▶ **WHAT THE TASK ASKS**
Send back the entries exactly as they were given.

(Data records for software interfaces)
%%
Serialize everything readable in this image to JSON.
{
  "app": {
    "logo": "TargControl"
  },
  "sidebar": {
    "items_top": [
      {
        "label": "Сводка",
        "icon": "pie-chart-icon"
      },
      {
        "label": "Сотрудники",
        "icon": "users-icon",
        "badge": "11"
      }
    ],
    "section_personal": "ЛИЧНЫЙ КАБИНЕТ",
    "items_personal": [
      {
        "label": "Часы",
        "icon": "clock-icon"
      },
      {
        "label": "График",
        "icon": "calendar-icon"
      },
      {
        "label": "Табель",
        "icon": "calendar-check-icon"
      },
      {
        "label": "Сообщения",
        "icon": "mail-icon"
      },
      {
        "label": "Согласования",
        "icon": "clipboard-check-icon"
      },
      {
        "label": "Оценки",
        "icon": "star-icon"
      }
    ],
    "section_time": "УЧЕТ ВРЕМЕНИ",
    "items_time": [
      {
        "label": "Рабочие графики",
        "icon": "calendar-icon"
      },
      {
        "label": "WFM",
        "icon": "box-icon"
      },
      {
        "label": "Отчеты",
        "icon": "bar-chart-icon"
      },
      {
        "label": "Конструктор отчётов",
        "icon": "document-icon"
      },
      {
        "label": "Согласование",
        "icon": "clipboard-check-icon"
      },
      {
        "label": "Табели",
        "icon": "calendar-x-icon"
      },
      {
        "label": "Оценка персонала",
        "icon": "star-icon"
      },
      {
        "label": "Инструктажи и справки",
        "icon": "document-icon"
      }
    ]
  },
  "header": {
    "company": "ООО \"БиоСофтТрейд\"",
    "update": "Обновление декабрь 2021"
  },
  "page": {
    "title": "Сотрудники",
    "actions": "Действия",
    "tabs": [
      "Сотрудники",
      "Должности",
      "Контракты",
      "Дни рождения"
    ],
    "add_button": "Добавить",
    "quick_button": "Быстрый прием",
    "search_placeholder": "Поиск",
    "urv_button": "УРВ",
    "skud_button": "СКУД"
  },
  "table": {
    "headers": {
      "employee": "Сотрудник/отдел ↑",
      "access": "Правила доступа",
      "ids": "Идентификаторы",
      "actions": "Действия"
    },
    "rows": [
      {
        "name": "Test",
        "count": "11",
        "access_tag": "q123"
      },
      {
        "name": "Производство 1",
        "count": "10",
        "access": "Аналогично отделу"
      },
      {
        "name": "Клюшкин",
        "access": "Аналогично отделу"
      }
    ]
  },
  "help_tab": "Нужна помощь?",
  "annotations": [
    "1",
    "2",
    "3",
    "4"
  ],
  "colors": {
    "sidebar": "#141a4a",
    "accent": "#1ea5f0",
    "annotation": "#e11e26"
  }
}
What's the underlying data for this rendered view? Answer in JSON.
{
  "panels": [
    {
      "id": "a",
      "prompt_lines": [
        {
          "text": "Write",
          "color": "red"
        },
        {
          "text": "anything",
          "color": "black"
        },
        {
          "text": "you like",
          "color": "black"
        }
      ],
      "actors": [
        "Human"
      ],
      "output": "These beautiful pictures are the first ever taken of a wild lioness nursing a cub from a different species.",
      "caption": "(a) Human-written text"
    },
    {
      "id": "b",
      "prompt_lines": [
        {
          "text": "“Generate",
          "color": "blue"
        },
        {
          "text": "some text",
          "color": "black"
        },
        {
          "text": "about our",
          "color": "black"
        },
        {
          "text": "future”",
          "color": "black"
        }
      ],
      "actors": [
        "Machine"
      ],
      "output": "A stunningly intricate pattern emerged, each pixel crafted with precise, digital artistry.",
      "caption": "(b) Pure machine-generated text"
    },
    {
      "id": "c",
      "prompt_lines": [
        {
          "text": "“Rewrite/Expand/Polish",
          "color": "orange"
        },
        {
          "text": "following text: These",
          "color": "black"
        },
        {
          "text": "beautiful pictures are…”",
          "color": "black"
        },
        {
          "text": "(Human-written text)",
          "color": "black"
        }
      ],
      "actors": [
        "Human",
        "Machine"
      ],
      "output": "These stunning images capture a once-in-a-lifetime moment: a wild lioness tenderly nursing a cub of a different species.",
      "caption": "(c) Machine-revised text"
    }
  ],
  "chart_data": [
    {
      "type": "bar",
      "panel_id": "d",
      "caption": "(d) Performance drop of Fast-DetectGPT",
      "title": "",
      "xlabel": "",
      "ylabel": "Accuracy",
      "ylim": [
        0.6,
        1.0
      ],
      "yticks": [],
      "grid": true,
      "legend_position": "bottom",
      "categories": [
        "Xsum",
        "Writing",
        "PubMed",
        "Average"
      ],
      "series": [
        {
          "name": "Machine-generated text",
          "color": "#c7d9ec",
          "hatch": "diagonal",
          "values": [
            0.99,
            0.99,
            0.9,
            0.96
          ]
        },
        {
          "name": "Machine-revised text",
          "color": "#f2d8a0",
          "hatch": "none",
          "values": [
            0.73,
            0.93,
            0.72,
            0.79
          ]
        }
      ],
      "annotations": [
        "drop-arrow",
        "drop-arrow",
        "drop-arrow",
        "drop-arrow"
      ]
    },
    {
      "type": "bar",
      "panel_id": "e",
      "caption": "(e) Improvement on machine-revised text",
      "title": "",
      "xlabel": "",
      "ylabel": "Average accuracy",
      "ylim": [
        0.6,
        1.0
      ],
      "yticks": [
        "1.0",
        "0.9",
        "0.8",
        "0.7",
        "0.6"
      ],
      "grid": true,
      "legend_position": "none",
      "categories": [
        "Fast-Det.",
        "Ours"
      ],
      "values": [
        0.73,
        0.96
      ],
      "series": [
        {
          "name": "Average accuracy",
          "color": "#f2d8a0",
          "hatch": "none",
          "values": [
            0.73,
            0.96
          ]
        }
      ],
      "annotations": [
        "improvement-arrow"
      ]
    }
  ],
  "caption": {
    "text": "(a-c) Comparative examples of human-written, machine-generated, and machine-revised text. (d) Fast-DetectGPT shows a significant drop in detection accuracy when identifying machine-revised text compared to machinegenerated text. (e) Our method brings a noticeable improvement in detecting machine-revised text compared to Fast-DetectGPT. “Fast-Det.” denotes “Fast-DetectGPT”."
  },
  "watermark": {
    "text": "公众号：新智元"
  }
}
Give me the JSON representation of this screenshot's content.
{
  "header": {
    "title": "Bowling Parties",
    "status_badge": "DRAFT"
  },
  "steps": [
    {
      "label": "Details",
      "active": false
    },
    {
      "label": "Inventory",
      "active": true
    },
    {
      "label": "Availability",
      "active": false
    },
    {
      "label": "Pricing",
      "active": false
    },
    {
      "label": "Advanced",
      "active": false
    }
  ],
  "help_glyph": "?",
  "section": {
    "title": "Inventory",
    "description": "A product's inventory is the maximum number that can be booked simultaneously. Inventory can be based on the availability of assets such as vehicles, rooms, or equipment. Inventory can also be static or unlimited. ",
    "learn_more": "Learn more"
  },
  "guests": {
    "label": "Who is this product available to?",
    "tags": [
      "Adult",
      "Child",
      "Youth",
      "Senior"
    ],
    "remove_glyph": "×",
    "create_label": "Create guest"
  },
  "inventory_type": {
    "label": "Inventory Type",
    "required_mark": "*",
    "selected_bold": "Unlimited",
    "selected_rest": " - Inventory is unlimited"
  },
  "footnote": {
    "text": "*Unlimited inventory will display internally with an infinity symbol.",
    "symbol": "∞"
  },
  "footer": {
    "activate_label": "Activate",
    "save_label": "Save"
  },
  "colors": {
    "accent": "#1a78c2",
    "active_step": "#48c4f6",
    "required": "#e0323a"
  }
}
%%
▶ **YOUR SOLUTION**
Serialize everything readable in this image to JSON.
{
  "app": {
    "logo": "TargControl"
  },
  "sidebar": {
    "items_top": [
      {
        "label": "Сводка",
        "icon": "pie-chart-icon"
      },
      {
        "label": "Сотрудники",
        "icon": "users-icon",
        "badge": "11"
      }
    ],
    "section_personal": "ЛИЧНЫЙ КАБИНЕТ",
    "items_personal": [
      {
        "label": "Часы",
        "icon": "clock-icon"
      },
      {
        "label": "График",
        "icon": "calendar-icon"
      },
      {
        "label": "Табель",
        "icon": "calendar-check-icon"
      },
      {
        "label": "Сообщения",
        "icon": "mail-icon"
      },
      {
        "label": "Согласования",
        "icon": "clipboard-check-icon"
      },
      {
        "label": "Оценки",
        "icon": "star-icon"
      }
    ],
    "section_time": "УЧЕТ ВРЕМЕНИ",
    "items_time": [
      {
        "label": "Рабочие графики",
        "icon": "calendar-icon"
      },
      {
        "label": "WFM",
        "icon": "box-icon"
      },
      {
        "label": "Отчеты",
        "icon": "bar-chart-icon"
      },
      {
        "label": "Конструктор отчётов",
        "icon": "document-icon"
      },
      {
        "label": "Согласование",
        "icon": "clipboard-check-icon"
      },
      {
        "label": "Табели",
        "icon": "calendar-x-icon"
      },
      {
        "label": "Оценка персонала",
        "icon": "star-icon"
      },
      {
        "label": "Инструктажи и справки",
        "icon": "document-icon"
      }
    ]
  },
  "header": {
    "company": "ООО \"БиоСофтТрейд\"",
    "update": "Обновление декабрь 2021"
  },
  "page": {
    "title": "Сотрудники",
    "actions": "Действия",
    "tabs": [
      "Сотрудники",
      "Должности",
      "Контракты",
      "Дни рождения"
    ],
    "add_button": "Добавить",
    "quick_button": "Быстрый прием",
    "search_placeholder": "Поиск",
    "urv_button": "УРВ",
    "skud_button": "СКУД"
  },
  "table": {
    "headers": {
      "employee": "Сотрудник/отдел ↑",
      "access": "Правила доступа",
      "ids": "Идентификаторы",
      "actions": "Действия"
    },
    "rows": [
      {
        "name": "Test",
        "count": "11",
        "access_tag": "q123"
      },
      {
        "name": "Производство 1",
        "count": "10",
        "access": "Аналогично отделу"
      },
      {
        "name": "Клюшкин",
        "access": "Аналогично отделу"
      }
    ]
  },
  "help_tab": "Нужна помощь?",
  "annotations": [
    "1",
    "2",
    "3",
    "4"
  ],
  "colors": {
    "sidebar": "#141a4a",
    "accent": "#1ea5f0",
    "annotation": "#e11e26"
  }
}
What's the underlying data for this rendered view? Answer in JSON.
{
  "panels": [
    {
      "id": "a",
      "prompt_lines": [
        {
          "text": "Write",
          "color": "red"
        },
        {
          "text": "anything",
          "color": "black"
        },
        {
          "text": "you like",
          "color": "black"
        }
      ],
      "actors": [
        "Human"
      ],
      "output": "These beautiful pictures are the first ever taken of a wild lioness nursing a cub from a different species.",
      "caption": "(a) Human-written text"
    },
    {
      "id": "b",
      "prompt_lines": [
        {
          "text": "“Generate",
          "color": "blue"
        },
        {
          "text": "some text",
          "color": "black"
        },
        {
          "text": "about our",
          "color": "black"
        },
        {
          "text": "future”",
          "color": "black"
        }
      ],
      "actors": [
        "Machine"
      ],
      "output": "A stunningly intricate pattern emerged, each pixel crafted with precise, digital artistry.",
      "caption": "(b) Pure machine-generated text"
    },
    {
      "id": "c",
      "prompt_lines": [
        {
          "text": "“Rewrite/Expand/Polish",
          "color": "orange"
        },
        {
          "text": "following text: These",
          "color": "black"
        },
        {
          "text": "beautiful pictures are…”",
          "color": "black"
        },
        {
          "text": "(Human-written text)",
          "color": "black"
        }
      ],
      "actors": [
        "Human",
        "Machine"
      ],
      "output": "These stunning images capture a once-in-a-lifetime moment: a wild lioness tenderly nursing a cub of a different species.",
      "caption": "(c) Machine-revised text"
    }
  ],
  "chart_data": [
    {
      "type": "bar",
      "panel_id": "d",
      "caption": "(d) Performance drop of Fast-DetectGPT",
      "title": "",
      "xlabel": "",
      "ylabel": "Accuracy",
      "ylim": [
        0.6,
        1.0
      ],
      "yticks": [],
      "grid": true,
      "legend_position": "bottom",
      "categories": [
        "Xsum",
        "Writing",
        "PubMed",
        "Average"
      ],
      "series": [
        {
          "name": "Machine-generated text",
          "color": "#c7d9ec",
          "hatch": "diagonal",
          "values": [
            0.99,
            0.99,
            0.9,
            0.96
          ]
        },
        {
          "name": "Machine-revised text",
          "color": "#f2d8a0",
          "hatch": "none",
          "values": [
            0.73,
            0.93,
            0.72,
            0.79
          ]
        }
      ],
      "annotations": [
        "drop-arrow",
        "drop-arrow",
        "drop-arrow",
        "drop-arrow"
      ]
    },
    {
      "type": "bar",
      "panel_id": "e",
      "caption": "(e) Improvement on machine-revised text",
      "title": "",
      "xlabel": "",
      "ylabel": "Average accuracy",
      "ylim": [
        0.6,
        1.0
      ],
      "yticks": [
        "1.0",
        "0.9",
        "0.8",
        "0.7",
        "0.6"
      ],
      "grid": true,
      "legend_position": "none",
      "categories": [
        "Fast-Det.",
        "Ours"
      ],
      "values": [
        0.73,
        0.96
      ],
      "series": [
        {
          "name": "Average accuracy",
          "color": "#f2d8a0",
          "hatch": "none",
          "values": [
            0.73,
            0.96
          ]
        }
      ],
      "annotations": [
        "improvement-arrow"
      ]
    }
  ],
  "caption": {
    "text": "(a-c) Comparative examples of human-written, machine-generated, and machine-revised text. (d) Fast-DetectGPT shows a significant drop in detection accuracy when identifying machine-revised text compared to machinegenerated text. (e) Our method brings a noticeable improvement in detecting machine-revised text compared to Fast-DetectGPT. “Fast-Det.” denotes “Fast-DetectGPT”."
  },
  "watermark": {
    "text": "公众号：新智元"
  }
}
Give me the JSON representation of this screenshot's content.
{
  "header": {
    "title": "Bowling Parties",
    "status_badge": "DRAFT"
  },
  "steps": [
    {
      "label": "Details",
      "active": false
    },
    {
      "label": "Inventory",
      "active": true
    },
    {
      "label": "Availability",
      "active": false
    },
    {
      "label": "Pricing",
      "active": false
    },
    {
      "label": "Advanced",
      "active": false
    }
  ],
  "help_glyph": "?",
  "section": {
    "title": "Inventory",
    "description": "A product's inventory is the maximum number that can be booked simultaneously. Inventory can be based on the availability of assets such as vehicles, rooms, or equipment. Inventory can also be static or unlimited. ",
    "learn_more": "Learn more"
  },
  "guests": {
    "label": "Who is this product available to?",
    "tags": [
      "Adult",
      "Child",
      "Youth",
      "Senior"
    ],
    "remove_glyph": "×",
    "create_label": "Create guest"
  },
  "inventory_type": {
    "label": "Inventory Type",
    "required_mark": "*",
    "selected_bold": "Unlimited",
    "selected_rest": " - Inventory is unlimited"
  },
  "footnote": {
    "text": "*Unlimited inventory will display internally with an infinity symbol.",
    "symbol": "∞"
  },
  "footer": {
    "activate_label": "Activate",
    "save_label": "Save"
  },
  "colors": {
    "accent": "#1a78c2",
    "active_step": "#48c4f6",
    "required": "#e0323a"
  }
}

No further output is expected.